The first half proved to be all Union. After LeToux’s first goal he had added another on a mad-dash streak down the sideline, which he finished by burying a well-placed shot to the long side of United goalkeeper Troy Perkins.

With the score 2-0 Union at the half, the franchise put on a nice display celebrating and honoring Philadelphia’s mostly failed pro soccer history, inviting back players from those teams of yester-year including the champion Philadelphia Atoms of the early 1970’s.

The 2nd half proved to be an entirely different story. A pair of hiccups by Union goalkeeper Chris Seitz, particularly on the tying goal which he dropped at his own feet directly into those of waiting United star Jaime Moreno, allowed the match to be tied up at 2-2 after 68 minutes.

With just 10 minutes remaining, a D.C. foul gave the Union a chance on a free kick. LeToux took the shot and didn’t waste his chance, again burying a drive into the back of the net for a hat trick and a 3-2 Union lead.

The hometown Philly crowd remained on their feet for pretty much the rest of the tilt as the home team continually outplayed and outhustled United to most every ball. After 90 minutes and about 4 more in stoppage time had elapsed, the ref signalled the end of the match, and the fans erupted in joy.

The Union players mobbed one another, and then in a fun, emotional display the players ran down as a group to the north end and lept up into the stands into the waiting arms of their ‘Sons of Ben’ fan club members in celebration of the 3-2 win and as a salute to the great support of the fans.

All in all it was an extremely fun evening down at The Linc with the Philadelphia Union for my daughter and I, further solidifying my new-found enjoyment of what is the most popular sport in the world.

My interest began when the Union were awarded their franchise a couple years ago. It continued as I watched last year’s MLS Cup Final in which Real Salt Lake upset the LA Galaxy in the championship at Seattle on television.
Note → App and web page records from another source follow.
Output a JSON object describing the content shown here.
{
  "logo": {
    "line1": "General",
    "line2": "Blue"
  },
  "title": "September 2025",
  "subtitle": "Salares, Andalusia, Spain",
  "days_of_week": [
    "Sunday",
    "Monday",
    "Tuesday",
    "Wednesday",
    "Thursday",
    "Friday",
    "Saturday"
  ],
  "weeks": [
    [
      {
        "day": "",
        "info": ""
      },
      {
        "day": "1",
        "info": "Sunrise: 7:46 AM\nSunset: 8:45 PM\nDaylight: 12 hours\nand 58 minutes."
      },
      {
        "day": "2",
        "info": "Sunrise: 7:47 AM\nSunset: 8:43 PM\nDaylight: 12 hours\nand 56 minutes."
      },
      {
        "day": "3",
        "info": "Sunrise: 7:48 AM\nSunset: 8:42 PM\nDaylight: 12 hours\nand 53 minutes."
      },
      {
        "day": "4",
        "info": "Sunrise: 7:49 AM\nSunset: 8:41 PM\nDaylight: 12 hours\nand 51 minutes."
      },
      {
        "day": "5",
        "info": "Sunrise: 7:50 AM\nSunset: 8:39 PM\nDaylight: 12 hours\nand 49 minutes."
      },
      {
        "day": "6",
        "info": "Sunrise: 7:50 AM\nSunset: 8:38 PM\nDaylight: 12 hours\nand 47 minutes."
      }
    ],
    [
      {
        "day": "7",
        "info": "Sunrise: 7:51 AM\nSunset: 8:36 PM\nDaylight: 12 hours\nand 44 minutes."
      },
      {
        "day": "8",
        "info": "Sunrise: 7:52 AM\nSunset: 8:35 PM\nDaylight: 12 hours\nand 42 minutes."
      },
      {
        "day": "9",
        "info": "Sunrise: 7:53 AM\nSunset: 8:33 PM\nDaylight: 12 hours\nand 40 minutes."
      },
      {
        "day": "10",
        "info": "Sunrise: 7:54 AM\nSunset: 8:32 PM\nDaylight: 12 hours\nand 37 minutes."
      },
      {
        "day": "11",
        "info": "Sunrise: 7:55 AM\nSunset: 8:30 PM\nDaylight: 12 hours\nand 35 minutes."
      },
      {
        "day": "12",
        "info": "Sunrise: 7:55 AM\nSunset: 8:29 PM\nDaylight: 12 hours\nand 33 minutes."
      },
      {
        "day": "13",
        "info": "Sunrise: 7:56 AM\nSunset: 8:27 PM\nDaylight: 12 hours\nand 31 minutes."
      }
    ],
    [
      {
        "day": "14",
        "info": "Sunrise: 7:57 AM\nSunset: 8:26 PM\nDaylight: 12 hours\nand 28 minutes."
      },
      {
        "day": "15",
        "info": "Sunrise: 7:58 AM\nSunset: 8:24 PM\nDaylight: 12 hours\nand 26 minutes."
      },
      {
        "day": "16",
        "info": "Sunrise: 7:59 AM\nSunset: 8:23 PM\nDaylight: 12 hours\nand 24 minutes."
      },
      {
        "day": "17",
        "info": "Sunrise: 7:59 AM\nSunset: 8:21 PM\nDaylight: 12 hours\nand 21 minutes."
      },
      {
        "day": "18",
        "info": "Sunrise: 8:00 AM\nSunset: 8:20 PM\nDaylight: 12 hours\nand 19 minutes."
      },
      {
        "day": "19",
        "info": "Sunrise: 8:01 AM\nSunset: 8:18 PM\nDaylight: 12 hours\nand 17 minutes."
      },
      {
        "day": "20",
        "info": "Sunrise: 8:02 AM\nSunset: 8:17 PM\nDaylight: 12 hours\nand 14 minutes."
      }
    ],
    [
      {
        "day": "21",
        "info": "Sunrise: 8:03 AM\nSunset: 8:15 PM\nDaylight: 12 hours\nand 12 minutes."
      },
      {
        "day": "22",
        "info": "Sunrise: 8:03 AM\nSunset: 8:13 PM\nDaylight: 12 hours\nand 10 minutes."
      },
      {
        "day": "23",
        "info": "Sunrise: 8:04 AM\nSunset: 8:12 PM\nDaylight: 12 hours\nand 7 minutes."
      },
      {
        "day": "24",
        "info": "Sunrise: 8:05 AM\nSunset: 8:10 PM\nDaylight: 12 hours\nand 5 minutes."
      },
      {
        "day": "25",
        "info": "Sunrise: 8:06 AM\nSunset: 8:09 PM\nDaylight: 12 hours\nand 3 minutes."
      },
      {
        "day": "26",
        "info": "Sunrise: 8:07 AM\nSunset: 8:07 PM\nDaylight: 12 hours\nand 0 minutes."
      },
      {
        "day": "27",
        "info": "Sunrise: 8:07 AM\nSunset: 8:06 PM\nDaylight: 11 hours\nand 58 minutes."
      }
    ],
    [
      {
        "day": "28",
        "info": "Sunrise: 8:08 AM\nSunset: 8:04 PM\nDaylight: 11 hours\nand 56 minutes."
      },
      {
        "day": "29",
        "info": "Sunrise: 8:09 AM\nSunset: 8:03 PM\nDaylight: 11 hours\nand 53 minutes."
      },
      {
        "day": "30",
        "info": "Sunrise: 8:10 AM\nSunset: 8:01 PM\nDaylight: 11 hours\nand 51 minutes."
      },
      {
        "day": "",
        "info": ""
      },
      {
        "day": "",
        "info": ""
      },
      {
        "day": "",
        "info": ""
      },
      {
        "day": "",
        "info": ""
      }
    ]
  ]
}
After this experience, I would and will advise anyone who has a chance to get out to a Union match and take up the cause of supporting the newest Philly team in moving forward in this great game.